What the task requires
Copy every line in the records below that contains the word "YAML".

Records for processing

========================

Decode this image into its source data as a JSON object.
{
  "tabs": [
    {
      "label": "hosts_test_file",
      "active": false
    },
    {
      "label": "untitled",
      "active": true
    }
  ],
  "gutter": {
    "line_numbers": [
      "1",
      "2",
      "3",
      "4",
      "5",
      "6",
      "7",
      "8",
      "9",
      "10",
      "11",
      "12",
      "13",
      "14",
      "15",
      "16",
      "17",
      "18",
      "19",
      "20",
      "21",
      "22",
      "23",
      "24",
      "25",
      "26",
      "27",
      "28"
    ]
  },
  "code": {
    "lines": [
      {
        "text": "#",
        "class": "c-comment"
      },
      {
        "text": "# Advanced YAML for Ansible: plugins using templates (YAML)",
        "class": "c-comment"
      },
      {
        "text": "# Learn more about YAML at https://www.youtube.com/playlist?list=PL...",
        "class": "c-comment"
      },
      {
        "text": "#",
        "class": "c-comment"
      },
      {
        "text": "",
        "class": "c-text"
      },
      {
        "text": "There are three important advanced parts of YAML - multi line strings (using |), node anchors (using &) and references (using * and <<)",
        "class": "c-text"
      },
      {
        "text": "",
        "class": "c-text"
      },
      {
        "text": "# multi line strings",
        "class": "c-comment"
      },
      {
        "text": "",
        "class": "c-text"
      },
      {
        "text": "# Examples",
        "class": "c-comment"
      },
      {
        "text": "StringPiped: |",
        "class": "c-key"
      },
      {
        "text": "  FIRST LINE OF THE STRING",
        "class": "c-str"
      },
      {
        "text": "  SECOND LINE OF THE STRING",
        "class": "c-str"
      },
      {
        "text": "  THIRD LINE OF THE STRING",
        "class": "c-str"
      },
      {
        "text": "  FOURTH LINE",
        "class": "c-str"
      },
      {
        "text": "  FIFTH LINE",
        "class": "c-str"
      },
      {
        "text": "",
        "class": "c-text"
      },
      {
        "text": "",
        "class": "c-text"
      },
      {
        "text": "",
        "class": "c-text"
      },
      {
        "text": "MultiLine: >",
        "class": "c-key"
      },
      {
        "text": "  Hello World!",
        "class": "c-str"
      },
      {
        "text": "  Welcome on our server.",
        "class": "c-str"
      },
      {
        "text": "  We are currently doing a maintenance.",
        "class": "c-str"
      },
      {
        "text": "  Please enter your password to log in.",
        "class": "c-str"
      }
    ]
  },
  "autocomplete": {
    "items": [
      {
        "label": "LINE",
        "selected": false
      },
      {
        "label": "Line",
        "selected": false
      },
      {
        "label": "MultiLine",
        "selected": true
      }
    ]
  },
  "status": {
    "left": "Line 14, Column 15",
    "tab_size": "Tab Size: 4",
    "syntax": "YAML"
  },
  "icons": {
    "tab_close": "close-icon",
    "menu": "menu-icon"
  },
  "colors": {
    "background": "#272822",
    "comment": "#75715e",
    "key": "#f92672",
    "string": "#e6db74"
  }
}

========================

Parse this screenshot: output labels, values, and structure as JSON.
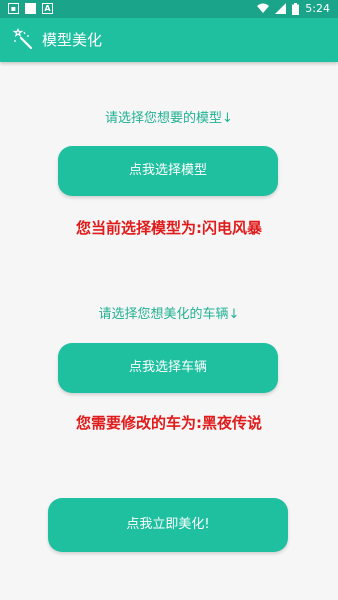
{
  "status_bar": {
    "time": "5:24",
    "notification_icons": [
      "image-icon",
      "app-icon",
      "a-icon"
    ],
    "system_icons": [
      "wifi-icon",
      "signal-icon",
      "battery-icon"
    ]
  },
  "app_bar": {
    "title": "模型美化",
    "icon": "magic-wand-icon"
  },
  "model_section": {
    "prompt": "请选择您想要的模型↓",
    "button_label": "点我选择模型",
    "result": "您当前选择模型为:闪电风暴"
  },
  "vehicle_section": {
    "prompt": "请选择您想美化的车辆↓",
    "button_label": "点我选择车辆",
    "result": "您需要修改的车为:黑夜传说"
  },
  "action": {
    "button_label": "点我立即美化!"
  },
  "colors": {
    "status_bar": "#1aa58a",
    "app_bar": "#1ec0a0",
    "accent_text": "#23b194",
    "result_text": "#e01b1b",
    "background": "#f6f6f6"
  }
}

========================

Solution for this task
        "text": "# Advanced YAML for Ansible: plugins using templates (YAML)",
        "text": "# Learn more about YAML at https://www.youtube.com/playlist?list=PL...",
        "text": "There are three important advanced parts of YAML - multi line strings (using |), node anchors (using &) and references (using * and <<)",
    "syntax": "YAML"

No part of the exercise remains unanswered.